Return an exact copy of the lines from the one holding "Give me the" to the end of the data, including both the starting and final lines. Leave the pictures out.

*** Opening Source data ***

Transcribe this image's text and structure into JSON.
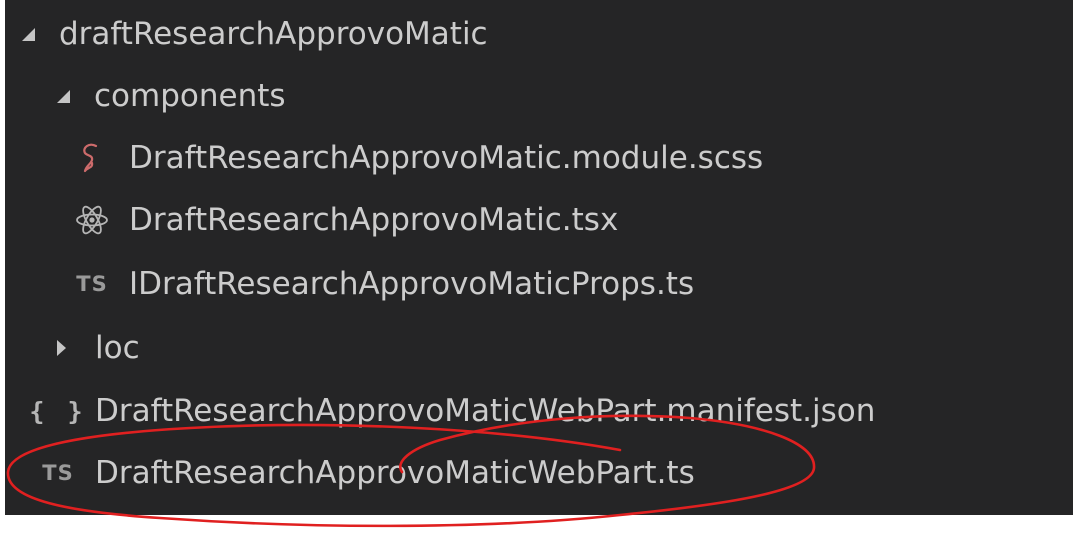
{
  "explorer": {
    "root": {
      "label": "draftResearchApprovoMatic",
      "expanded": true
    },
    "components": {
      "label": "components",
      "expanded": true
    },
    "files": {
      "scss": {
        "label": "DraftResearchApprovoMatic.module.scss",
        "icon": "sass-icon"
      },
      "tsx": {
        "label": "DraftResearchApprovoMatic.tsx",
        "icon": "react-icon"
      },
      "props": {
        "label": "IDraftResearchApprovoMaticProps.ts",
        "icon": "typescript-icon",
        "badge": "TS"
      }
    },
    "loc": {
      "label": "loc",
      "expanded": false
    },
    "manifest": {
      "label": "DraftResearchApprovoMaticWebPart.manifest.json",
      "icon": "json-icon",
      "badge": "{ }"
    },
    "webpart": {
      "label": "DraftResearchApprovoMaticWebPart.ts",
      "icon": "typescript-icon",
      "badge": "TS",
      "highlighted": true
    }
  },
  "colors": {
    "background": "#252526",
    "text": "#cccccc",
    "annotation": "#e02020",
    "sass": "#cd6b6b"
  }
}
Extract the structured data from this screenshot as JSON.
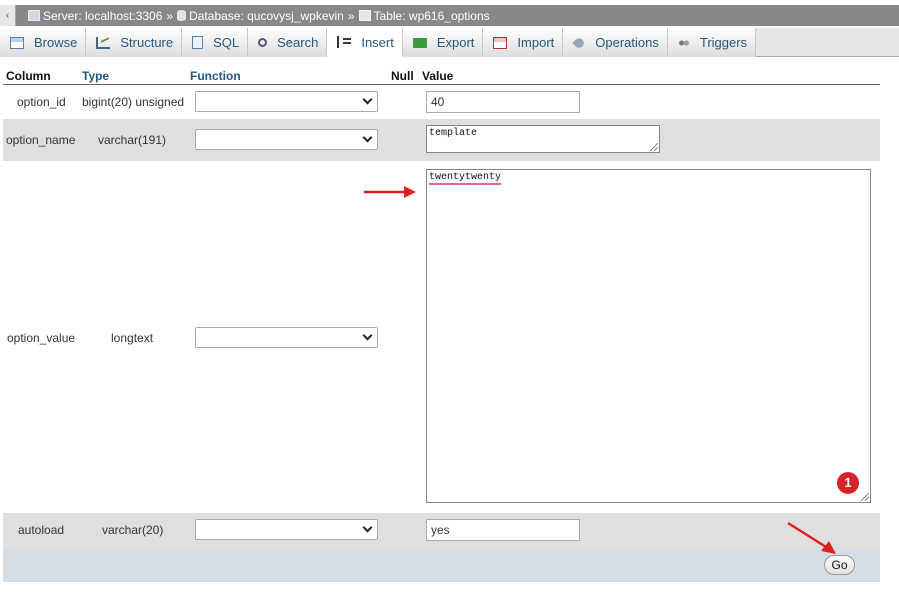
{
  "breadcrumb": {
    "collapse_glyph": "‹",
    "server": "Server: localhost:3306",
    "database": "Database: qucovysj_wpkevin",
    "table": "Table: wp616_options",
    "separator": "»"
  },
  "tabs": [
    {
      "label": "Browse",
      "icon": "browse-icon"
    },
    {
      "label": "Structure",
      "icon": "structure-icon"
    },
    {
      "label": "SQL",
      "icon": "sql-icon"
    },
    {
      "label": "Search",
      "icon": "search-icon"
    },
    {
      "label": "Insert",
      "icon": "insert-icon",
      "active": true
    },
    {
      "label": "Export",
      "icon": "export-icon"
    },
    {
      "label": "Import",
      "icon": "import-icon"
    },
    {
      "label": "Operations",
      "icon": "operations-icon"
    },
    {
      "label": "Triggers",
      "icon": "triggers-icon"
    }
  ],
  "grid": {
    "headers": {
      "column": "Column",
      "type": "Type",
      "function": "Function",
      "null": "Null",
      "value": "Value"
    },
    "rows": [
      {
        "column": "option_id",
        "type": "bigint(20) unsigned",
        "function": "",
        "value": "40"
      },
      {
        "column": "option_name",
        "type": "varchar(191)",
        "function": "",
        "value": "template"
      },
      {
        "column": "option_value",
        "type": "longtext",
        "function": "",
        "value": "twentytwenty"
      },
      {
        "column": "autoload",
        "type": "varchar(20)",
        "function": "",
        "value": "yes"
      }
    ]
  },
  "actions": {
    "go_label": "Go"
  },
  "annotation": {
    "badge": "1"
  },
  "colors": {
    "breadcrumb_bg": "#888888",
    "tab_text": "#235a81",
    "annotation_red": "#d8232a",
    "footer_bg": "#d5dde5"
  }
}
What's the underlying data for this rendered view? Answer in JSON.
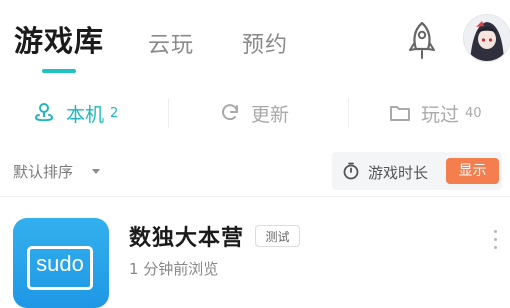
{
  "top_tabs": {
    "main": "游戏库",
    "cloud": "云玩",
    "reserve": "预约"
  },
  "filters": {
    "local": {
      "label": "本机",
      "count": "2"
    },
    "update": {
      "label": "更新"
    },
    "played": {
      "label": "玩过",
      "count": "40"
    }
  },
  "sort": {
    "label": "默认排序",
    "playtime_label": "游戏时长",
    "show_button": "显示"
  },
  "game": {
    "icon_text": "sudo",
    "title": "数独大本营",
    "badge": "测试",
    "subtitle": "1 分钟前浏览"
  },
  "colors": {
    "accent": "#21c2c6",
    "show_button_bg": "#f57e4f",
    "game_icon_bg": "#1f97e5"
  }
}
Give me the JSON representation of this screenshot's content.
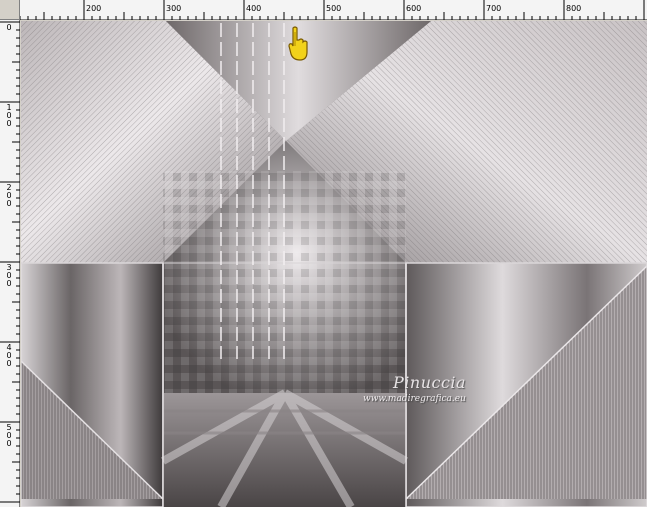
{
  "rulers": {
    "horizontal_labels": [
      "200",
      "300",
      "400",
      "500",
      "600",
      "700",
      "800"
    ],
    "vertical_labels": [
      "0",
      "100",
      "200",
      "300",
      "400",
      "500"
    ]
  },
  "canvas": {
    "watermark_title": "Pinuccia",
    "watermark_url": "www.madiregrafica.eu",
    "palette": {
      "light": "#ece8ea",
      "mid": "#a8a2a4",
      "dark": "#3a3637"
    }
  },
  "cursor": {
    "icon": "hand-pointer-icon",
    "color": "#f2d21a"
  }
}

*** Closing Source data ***

▸ **Solution for this exercise**
Give me the JSON representation of this screenshot's content.
{
  "rulers": {
    "horizontal_labels": [
      "200",
      "300",
      "400",
      "500",
      "600",
      "700",
      "800"
    ],
    "vertical_labels": [
      "0",
      "100",
      "200",
      "300",
      "400",
      "500"
    ]
  },
  "canvas": {
    "watermark_title": "Pinuccia",
    "watermark_url": "www.madiregrafica.eu",
    "palette": {
      "light": "#ece8ea",
      "mid": "#a8a2a4",
      "dark": "#3a3637"
    }
  },
  "cursor": {
    "icon": "hand-pointer-icon",
    "color": "#f2d21a"
  }
}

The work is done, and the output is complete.